▸ **Source material**
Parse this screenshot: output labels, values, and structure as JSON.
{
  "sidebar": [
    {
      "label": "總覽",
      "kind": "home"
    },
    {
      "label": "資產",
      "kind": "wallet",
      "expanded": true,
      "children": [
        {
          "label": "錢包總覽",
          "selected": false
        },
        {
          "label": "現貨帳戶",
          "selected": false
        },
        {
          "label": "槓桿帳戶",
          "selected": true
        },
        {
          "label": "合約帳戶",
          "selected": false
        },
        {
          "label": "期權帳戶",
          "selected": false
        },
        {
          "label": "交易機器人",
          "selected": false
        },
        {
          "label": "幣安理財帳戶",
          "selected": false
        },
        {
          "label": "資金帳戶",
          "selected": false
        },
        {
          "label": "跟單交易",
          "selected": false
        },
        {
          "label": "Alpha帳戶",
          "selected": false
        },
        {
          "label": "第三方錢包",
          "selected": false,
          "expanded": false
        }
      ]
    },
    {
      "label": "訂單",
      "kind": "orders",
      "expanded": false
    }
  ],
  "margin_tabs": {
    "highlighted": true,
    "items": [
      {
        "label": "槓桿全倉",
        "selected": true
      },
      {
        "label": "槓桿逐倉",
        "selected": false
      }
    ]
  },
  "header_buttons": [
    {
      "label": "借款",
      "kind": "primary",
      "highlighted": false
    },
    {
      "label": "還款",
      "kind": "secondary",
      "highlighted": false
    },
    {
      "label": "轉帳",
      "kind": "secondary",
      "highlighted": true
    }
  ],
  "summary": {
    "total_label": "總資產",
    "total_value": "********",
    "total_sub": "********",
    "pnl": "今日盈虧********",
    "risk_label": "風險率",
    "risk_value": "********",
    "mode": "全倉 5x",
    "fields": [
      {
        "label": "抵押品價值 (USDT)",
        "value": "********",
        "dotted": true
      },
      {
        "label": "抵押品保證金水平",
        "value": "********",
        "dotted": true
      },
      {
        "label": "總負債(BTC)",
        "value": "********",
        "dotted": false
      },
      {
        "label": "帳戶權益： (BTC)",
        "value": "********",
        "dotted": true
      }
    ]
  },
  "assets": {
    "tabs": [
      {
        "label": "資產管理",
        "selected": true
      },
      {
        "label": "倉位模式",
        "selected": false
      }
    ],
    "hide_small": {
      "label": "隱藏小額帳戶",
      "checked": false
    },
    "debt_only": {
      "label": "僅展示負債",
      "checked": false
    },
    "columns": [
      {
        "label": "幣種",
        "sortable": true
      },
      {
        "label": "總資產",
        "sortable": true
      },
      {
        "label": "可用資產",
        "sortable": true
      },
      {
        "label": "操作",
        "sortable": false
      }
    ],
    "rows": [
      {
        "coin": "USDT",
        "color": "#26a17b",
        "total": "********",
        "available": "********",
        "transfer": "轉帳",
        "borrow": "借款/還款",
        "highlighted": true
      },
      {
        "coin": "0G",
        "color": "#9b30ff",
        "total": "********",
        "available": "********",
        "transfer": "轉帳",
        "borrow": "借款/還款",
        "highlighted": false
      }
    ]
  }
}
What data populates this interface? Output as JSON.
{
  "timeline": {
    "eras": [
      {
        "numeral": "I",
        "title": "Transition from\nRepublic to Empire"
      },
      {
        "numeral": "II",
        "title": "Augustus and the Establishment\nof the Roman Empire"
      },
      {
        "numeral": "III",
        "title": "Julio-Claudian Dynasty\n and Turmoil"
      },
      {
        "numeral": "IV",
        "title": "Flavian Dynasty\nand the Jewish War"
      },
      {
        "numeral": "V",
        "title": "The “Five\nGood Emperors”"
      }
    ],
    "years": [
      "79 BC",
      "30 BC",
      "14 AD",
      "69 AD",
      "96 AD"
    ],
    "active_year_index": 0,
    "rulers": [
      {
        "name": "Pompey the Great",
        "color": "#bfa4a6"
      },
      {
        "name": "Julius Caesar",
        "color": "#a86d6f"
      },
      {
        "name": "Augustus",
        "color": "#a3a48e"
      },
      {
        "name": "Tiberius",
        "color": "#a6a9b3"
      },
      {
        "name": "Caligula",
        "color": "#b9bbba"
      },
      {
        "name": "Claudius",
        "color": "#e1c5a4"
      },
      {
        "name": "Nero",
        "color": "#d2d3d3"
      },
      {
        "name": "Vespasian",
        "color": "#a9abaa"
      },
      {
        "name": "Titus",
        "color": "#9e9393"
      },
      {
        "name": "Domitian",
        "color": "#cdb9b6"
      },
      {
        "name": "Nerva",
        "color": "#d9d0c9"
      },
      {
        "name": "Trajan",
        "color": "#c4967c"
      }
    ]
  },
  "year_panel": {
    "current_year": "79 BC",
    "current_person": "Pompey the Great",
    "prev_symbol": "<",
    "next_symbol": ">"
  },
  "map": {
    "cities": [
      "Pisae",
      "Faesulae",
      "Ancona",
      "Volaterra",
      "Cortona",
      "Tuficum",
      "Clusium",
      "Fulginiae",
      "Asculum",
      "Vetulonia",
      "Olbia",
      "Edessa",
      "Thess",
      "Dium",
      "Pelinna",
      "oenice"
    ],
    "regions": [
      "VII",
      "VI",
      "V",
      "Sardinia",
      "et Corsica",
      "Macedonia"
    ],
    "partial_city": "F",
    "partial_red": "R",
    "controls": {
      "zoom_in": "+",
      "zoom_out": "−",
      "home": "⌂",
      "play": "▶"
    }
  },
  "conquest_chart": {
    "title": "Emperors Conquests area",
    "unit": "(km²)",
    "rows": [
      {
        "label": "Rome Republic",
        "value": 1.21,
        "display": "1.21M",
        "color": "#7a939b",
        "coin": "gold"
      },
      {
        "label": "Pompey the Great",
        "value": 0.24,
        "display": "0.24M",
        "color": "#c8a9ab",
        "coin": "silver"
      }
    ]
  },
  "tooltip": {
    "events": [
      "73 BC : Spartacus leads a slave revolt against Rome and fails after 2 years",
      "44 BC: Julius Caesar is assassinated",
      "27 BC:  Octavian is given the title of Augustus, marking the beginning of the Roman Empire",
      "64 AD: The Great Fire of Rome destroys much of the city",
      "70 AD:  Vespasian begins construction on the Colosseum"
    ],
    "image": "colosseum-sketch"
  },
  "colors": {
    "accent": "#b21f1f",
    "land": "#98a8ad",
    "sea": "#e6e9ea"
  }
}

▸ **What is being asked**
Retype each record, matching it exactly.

▸ **Response below**
Parse this screenshot: output labels, values, and structure as JSON.
{
  "sidebar": [
    {
      "label": "總覽",
      "kind": "home"
    },
    {
      "label": "資產",
      "kind": "wallet",
      "expanded": true,
      "children": [
        {
          "label": "錢包總覽",
          "selected": false
        },
        {
          "label": "現貨帳戶",
          "selected": false
        },
        {
          "label": "槓桿帳戶",
          "selected": true
        },
        {
          "label": "合約帳戶",
          "selected": false
        },
        {
          "label": "期權帳戶",
          "selected": false
        },
        {
          "label": "交易機器人",
          "selected": false
        },
        {
          "label": "幣安理財帳戶",
          "selected": false
        },
        {
          "label": "資金帳戶",
          "selected": false
        },
        {
          "label": "跟單交易",
          "selected": false
        },
        {
          "label": "Alpha帳戶",
          "selected": false
        },
        {
          "label": "第三方錢包",
          "selected": false,
          "expanded": false
        }
      ]
    },
    {
      "label": "訂單",
      "kind": "orders",
      "expanded": false
    }
  ],
  "margin_tabs": {
    "highlighted": true,
    "items": [
      {
        "label": "槓桿全倉",
        "selected": true
      },
      {
        "label": "槓桿逐倉",
        "selected": false
      }
    ]
  },
  "header_buttons": [
    {
      "label": "借款",
      "kind": "primary",
      "highlighted": false
    },
    {
      "label": "還款",
      "kind": "secondary",
      "highlighted": false
    },
    {
      "label": "轉帳",
      "kind": "secondary",
      "highlighted": true
    }
  ],
  "summary": {
    "total_label": "總資產",
    "total_value": "********",
    "total_sub": "********",
    "pnl": "今日盈虧********",
    "risk_label": "風險率",
    "risk_value": "********",
    "mode": "全倉 5x",
    "fields": [
      {
        "label": "抵押品價值 (USDT)",
        "value": "********",
        "dotted": true
      },
      {
        "label": "抵押品保證金水平",
        "value": "********",
        "dotted": true
      },
      {
        "label": "總負債(BTC)",
        "value": "********",
        "dotted": false
      },
      {
        "label": "帳戶權益： (BTC)",
        "value": "********",
        "dotted": true
      }
    ]
  },
  "assets": {
    "tabs": [
      {
        "label": "資產管理",
        "selected": true
      },
      {
        "label": "倉位模式",
        "selected": false
      }
    ],
    "hide_small": {
      "label": "隱藏小額帳戶",
      "checked": false
    },
    "debt_only": {
      "label": "僅展示負債",
      "checked": false
    },
    "columns": [
      {
        "label": "幣種",
        "sortable": true
      },
      {
        "label": "總資產",
        "sortable": true
      },
      {
        "label": "可用資產",
        "sortable": true
      },
      {
        "label": "操作",
        "sortable": false
      }
    ],
    "rows": [
      {
        "coin": "USDT",
        "color": "#26a17b",
        "total": "********",
        "available": "********",
        "transfer": "轉帳",
        "borrow": "借款/還款",
        "highlighted": true
      },
      {
        "coin": "0G",
        "color": "#9b30ff",
        "total": "********",
        "available": "********",
        "transfer": "轉帳",
        "borrow": "借款/還款",
        "highlighted": false
      }
    ]
  }
}
What data populates this interface? Output as JSON.
{
  "timeline": {
    "eras": [
      {
        "numeral": "I",
        "title": "Transition from\nRepublic to Empire"
      },
      {
        "numeral": "II",
        "title": "Augustus and the Establishment\nof the Roman Empire"
      },
      {
        "numeral": "III",
        "title": "Julio-Claudian Dynasty\n and Turmoil"
      },
      {
        "numeral": "IV",
        "title": "Flavian Dynasty\nand the Jewish War"
      },
      {
        "numeral": "V",
        "title": "The “Five\nGood Emperors”"
      }
    ],
    "years": [
      "79 BC",
      "30 BC",
      "14 AD",
      "69 AD",
      "96 AD"
    ],
    "active_year_index": 0,
    "rulers": [
      {
        "name": "Pompey the Great",
        "color": "#bfa4a6"
      },
      {
        "name": "Julius Caesar",
        "color": "#a86d6f"
      },
      {
        "name": "Augustus",
        "color": "#a3a48e"
      },
      {
        "name": "Tiberius",
        "color": "#a6a9b3"
      },
      {
        "name": "Caligula",
        "color": "#b9bbba"
      },
      {
        "name": "Claudius",
        "color": "#e1c5a4"
      },
      {
        "name": "Nero",
        "color": "#d2d3d3"
      },
      {
        "name": "Vespasian",
        "color": "#a9abaa"
      },
      {
        "name": "Titus",
        "color": "#9e9393"
      },
      {
        "name": "Domitian",
        "color": "#cdb9b6"
      },
      {
        "name": "Nerva",
        "color": "#d9d0c9"
      },
      {
        "name": "Trajan",
        "color": "#c4967c"
      }
    ]
  },
  "year_panel": {
    "current_year": "79 BC",
    "current_person": "Pompey the Great",
    "prev_symbol": "<",
    "next_symbol": ">"
  },
  "map": {
    "cities": [
      "Pisae",
      "Faesulae",
      "Ancona",
      "Volaterra",
      "Cortona",
      "Tuficum",
      "Clusium",
      "Fulginiae",
      "Asculum",
      "Vetulonia",
      "Olbia",
      "Edessa",
      "Thess",
      "Dium",
      "Pelinna",
      "oenice"
    ],
    "regions": [
      "VII",
      "VI",
      "V",
      "Sardinia",
      "et Corsica",
      "Macedonia"
    ],
    "partial_city": "F",
    "partial_red": "R",
    "controls": {
      "zoom_in": "+",
      "zoom_out": "−",
      "home": "⌂",
      "play": "▶"
    }
  },
  "conquest_chart": {
    "title": "Emperors Conquests area",
    "unit": "(km²)",
    "rows": [
      {
        "label": "Rome Republic",
        "value": 1.21,
        "display": "1.21M",
        "color": "#7a939b",
        "coin": "gold"
      },
      {
        "label": "Pompey the Great",
        "value": 0.24,
        "display": "0.24M",
        "color": "#c8a9ab",
        "coin": "silver"
      }
    ]
  },
  "tooltip": {
    "events": [
      "73 BC : Spartacus leads a slave revolt against Rome and fails after 2 years",
      "44 BC: Julius Caesar is assassinated",
      "27 BC:  Octavian is given the title of Augustus, marking the beginning of the Roman Empire",
      "64 AD: The Great Fire of Rome destroys much of the city",
      "70 AD:  Vespasian begins construction on the Colosseum"
    ],
    "image": "colosseum-sketch"
  },
  "colors": {
    "accent": "#b21f1f",
    "land": "#98a8ad",
    "sea": "#e6e9ea"
  }
}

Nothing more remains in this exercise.